Stateless students to get priority in receiving citizenship
With statelessness and lack of education making young people more vulnerable to human trafficking, Thailand’s government had declared it a priority to assist over 20,000 stateless students obtain the necessary documents to become recognized as citizens and receive full access to their rights and services such as health care.
Roughly 25 percent of stateless students in Thailand qualify for citizenship, according to Grisada Boonrach, permanent secretary at the Ministry of the Interior and director general of the Department of Provincial Administration (DPA). Grisada said the ministry has issued an order for provincial officials to “go on the offensive” and start documenting stateless students who qualify for Thai citizenship.
He added that the ministry will set up a special unit whose members will be sent to join local citizenship identification teams. Those teams will visit towns and villages where stateless people reportedly live and examine whatever documents and paperwork they have to see how many qualify as citizens.
Stateless students often belong to families of ethnic minorities, especially hill tribe groups, that have roamed across borders in seasonal migrations or whose homes are in remote areas. In remote areas and among the poor and illiterate, birth registrations are lower, and birth certificates are a key to documenting citizenship. More than 600 hospitals in Thailand are now using an online birth registration system.

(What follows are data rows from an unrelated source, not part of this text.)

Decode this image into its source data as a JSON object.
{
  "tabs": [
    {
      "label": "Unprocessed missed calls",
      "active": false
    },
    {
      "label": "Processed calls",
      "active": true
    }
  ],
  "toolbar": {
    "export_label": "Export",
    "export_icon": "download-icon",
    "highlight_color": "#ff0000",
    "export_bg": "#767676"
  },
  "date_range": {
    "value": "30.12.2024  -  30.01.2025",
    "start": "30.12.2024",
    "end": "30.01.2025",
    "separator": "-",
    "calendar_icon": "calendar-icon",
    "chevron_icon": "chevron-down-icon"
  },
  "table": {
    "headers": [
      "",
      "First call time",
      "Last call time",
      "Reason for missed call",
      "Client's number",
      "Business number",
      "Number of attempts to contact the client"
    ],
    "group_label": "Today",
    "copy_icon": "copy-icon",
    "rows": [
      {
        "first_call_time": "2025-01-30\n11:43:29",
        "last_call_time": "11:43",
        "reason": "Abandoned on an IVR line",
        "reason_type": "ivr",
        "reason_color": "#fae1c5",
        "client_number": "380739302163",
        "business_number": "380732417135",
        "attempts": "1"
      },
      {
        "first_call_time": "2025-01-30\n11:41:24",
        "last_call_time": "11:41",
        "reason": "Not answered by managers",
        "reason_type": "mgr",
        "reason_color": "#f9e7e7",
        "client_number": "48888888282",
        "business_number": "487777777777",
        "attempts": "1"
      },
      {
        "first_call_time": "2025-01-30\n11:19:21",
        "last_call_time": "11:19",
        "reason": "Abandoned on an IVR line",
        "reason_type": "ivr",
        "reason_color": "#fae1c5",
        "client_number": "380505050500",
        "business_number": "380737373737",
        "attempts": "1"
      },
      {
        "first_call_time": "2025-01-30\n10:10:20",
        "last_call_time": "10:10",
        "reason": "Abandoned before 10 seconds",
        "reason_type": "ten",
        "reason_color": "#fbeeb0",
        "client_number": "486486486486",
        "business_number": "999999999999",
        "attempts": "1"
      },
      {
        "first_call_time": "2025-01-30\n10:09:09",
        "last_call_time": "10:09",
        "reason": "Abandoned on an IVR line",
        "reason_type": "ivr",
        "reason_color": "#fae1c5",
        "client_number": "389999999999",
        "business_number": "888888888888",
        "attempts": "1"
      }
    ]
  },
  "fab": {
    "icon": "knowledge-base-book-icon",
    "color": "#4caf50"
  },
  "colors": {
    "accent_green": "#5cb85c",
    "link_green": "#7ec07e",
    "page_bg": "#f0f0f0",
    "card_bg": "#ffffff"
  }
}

According to UNICEF (the United Nations Children’s Fund), 99.4 percent of children in Thailand are registered at birth. However, only 79.2 percent of children in non-Thai households are registered at birth. “This happens even though the law states that any child born in Thailand, including to non-Thai parents or parents who have no legal status, has the right to be registered and to obtain a birth certificate,” the UNICEF website states.
According to the DPA, 78,175 students are stateless. Of those students, 20,337 are qualified to receive Thai citizenship. Most of the students are enrolled in primary schools.
Grisada said the ministry will use advanced information technology to help students obtain the needed documents for citizenship. Stateless people can get information and submit applications at district offices or at citizenship law clinics run by the DPA.
“Without a birth certificate, a child can be denied the right to subsidized healthcare and other social welfare services, and can face restrictions on travel that limit both future education and employment opportunities,” UNICEF says. “Unregistered children are also more vulnerable to abuse, trafficking and exploitation as their legal status makes it more difficult for them to file complaints or access related service once they fall victims.”